»»

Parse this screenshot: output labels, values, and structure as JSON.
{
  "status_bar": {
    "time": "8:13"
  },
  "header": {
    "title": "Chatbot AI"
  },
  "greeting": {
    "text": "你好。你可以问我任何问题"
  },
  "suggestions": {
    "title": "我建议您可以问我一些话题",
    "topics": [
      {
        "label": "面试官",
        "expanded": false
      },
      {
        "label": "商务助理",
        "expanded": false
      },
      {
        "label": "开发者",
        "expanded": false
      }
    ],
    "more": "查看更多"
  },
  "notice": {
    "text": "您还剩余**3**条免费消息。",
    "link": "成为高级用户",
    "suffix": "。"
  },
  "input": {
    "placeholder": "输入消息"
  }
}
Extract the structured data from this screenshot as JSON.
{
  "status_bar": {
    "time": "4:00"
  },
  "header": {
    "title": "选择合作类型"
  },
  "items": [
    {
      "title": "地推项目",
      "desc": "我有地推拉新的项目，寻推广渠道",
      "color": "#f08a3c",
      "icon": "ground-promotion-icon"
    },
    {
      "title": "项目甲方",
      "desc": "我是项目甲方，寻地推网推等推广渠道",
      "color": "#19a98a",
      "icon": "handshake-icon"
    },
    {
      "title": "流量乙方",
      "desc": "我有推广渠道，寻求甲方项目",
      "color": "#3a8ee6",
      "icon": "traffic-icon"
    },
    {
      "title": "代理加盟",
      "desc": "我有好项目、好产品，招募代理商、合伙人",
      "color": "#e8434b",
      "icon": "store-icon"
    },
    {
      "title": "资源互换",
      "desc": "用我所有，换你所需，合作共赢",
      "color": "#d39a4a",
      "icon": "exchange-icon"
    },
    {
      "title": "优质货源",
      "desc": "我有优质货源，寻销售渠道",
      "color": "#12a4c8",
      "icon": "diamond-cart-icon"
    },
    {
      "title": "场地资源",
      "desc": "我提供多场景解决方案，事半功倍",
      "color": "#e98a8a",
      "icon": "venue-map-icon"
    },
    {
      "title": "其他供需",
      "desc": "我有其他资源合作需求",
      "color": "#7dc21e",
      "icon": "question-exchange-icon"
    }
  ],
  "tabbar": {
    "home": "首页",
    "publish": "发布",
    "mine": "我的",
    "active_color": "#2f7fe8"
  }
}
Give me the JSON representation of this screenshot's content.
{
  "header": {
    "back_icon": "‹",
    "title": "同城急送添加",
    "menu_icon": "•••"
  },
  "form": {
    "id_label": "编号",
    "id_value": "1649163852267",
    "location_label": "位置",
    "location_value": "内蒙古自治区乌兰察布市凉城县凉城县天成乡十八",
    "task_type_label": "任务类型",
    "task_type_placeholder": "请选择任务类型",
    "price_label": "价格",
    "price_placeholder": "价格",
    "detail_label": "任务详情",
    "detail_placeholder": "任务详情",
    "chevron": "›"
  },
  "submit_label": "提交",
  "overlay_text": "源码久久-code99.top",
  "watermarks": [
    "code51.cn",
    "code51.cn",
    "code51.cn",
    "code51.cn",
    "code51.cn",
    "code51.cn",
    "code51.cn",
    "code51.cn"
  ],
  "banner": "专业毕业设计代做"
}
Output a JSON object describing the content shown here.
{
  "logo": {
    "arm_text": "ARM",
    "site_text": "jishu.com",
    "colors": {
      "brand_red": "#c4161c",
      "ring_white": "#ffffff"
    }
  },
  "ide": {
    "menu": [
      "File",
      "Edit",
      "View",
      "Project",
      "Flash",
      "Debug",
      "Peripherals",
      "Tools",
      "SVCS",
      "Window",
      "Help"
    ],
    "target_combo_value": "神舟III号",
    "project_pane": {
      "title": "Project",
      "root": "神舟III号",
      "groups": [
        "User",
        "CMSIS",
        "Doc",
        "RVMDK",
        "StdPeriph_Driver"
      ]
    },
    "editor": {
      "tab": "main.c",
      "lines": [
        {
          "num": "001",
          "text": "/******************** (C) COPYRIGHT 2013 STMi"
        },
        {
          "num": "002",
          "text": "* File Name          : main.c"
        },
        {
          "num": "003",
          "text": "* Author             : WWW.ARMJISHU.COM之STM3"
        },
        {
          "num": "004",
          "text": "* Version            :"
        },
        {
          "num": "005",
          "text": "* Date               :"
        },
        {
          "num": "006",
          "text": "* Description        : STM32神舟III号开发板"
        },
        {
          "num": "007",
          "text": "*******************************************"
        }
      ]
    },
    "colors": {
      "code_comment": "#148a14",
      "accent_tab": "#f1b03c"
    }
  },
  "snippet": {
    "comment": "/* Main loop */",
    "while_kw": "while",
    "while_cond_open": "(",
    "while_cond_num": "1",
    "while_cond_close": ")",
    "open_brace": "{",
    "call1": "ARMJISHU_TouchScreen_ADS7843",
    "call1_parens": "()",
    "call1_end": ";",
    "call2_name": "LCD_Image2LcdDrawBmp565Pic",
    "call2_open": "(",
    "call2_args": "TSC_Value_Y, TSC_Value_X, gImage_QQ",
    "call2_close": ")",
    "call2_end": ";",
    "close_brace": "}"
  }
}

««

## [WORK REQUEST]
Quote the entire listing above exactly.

## [RESPONSE]
Parse this screenshot: output labels, values, and structure as JSON.
{
  "status_bar": {
    "time": "8:13"
  },
  "header": {
    "title": "Chatbot AI"
  },
  "greeting": {
    "text": "你好。你可以问我任何问题"
  },
  "suggestions": {
    "title": "我建议您可以问我一些话题",
    "topics": [
      {
        "label": "面试官",
        "expanded": false
      },
      {
        "label": "商务助理",
        "expanded": false
      },
      {
        "label": "开发者",
        "expanded": false
      }
    ],
    "more": "查看更多"
  },
  "notice": {
    "text": "您还剩余**3**条免费消息。",
    "link": "成为高级用户",
    "suffix": "。"
  },
  "input": {
    "placeholder": "输入消息"
  }
}
Extract the structured data from this screenshot as JSON.
{
  "status_bar": {
    "time": "4:00"
  },
  "header": {
    "title": "选择合作类型"
  },
  "items": [
    {
      "title": "地推项目",
      "desc": "我有地推拉新的项目，寻推广渠道",
      "color": "#f08a3c",
      "icon": "ground-promotion-icon"
    },
    {
      "title": "项目甲方",
      "desc": "我是项目甲方，寻地推网推等推广渠道",
      "color": "#19a98a",
      "icon": "handshake-icon"
    },
    {
      "title": "流量乙方",
      "desc": "我有推广渠道，寻求甲方项目",
      "color": "#3a8ee6",
      "icon": "traffic-icon"
    },
    {
      "title": "代理加盟",
      "desc": "我有好项目、好产品，招募代理商、合伙人",
      "color": "#e8434b",
      "icon": "store-icon"
    },
    {
      "title": "资源互换",
      "desc": "用我所有，换你所需，合作共赢",
      "color": "#d39a4a",
      "icon": "exchange-icon"
    },
    {
      "title": "优质货源",
      "desc": "我有优质货源，寻销售渠道",
      "color": "#12a4c8",
      "icon": "diamond-cart-icon"
    },
    {
      "title": "场地资源",
      "desc": "我提供多场景解决方案，事半功倍",
      "color": "#e98a8a",
      "icon": "venue-map-icon"
    },
    {
      "title": "其他供需",
      "desc": "我有其他资源合作需求",
      "color": "#7dc21e",
      "icon": "question-exchange-icon"
    }
  ],
  "tabbar": {
    "home": "首页",
    "publish": "发布",
    "mine": "我的",
    "active_color": "#2f7fe8"
  }
}
Give me the JSON representation of this screenshot's content.
{
  "header": {
    "back_icon": "‹",
    "title": "同城急送添加",
    "menu_icon": "•••"
  },
  "form": {
    "id_label": "编号",
    "id_value": "1649163852267",
    "location_label": "位置",
    "location_value": "内蒙古自治区乌兰察布市凉城县凉城县天成乡十八",
    "task_type_label": "任务类型",
    "task_type_placeholder": "请选择任务类型",
    "price_label": "价格",
    "price_placeholder": "价格",
    "detail_label": "任务详情",
    "detail_placeholder": "任务详情",
    "chevron": "›"
  },
  "submit_label": "提交",
  "overlay_text": "源码久久-code99.top",
  "watermarks": [
    "code51.cn",
    "code51.cn",
    "code51.cn",
    "code51.cn",
    "code51.cn",
    "code51.cn",
    "code51.cn",
    "code51.cn"
  ],
  "banner": "专业毕业设计代做"
}
Output a JSON object describing the content shown here.
{
  "logo": {
    "arm_text": "ARM",
    "site_text": "jishu.com",
    "colors": {
      "brand_red": "#c4161c",
      "ring_white": "#ffffff"
    }
  },
  "ide": {
    "menu": [
      "File",
      "Edit",
      "View",
      "Project",
      "Flash",
      "Debug",
      "Peripherals",
      "Tools",
      "SVCS",
      "Window",
      "Help"
    ],
    "target_combo_value": "神舟III号",
    "project_pane": {
      "title": "Project",
      "root": "神舟III号",
      "groups": [
        "User",
        "CMSIS",
        "Doc",
        "RVMDK",
        "StdPeriph_Driver"
      ]
    },
    "editor": {
      "tab": "main.c",
      "lines": [
        {
          "num": "001",
          "text": "/******************** (C) COPYRIGHT 2013 STMi"
        },
        {
          "num": "002",
          "text": "* File Name          : main.c"
        },
        {
          "num": "003",
          "text": "* Author             : WWW.ARMJISHU.COM之STM3"
        },
        {
          "num": "004",
          "text": "* Version            :"
        },
        {
          "num": "005",
          "text": "* Date               :"
        },
        {
          "num": "006",
          "text": "* Description        : STM32神舟III号开发板"
        },
        {
          "num": "007",
          "text": "*******************************************"
        }
      ]
    },
    "colors": {
      "code_comment": "#148a14",
      "accent_tab": "#f1b03c"
    }
  },
  "snippet": {
    "comment": "/* Main loop */",
    "while_kw": "while",
    "while_cond_open": "(",
    "while_cond_num": "1",
    "while_cond_close": ")",
    "open_brace": "{",
    "call1": "ARMJISHU_TouchScreen_ADS7843",
    "call1_parens": "()",
    "call1_end": ";",
    "call2_name": "LCD_Image2LcdDrawBmp565Pic",
    "call2_open": "(",
    "call2_args": "TSC_Value_Y, TSC_Value_X, gImage_QQ",
    "call2_close": ")",
    "call2_end": ";",
    "close_brace": "}"
  }
}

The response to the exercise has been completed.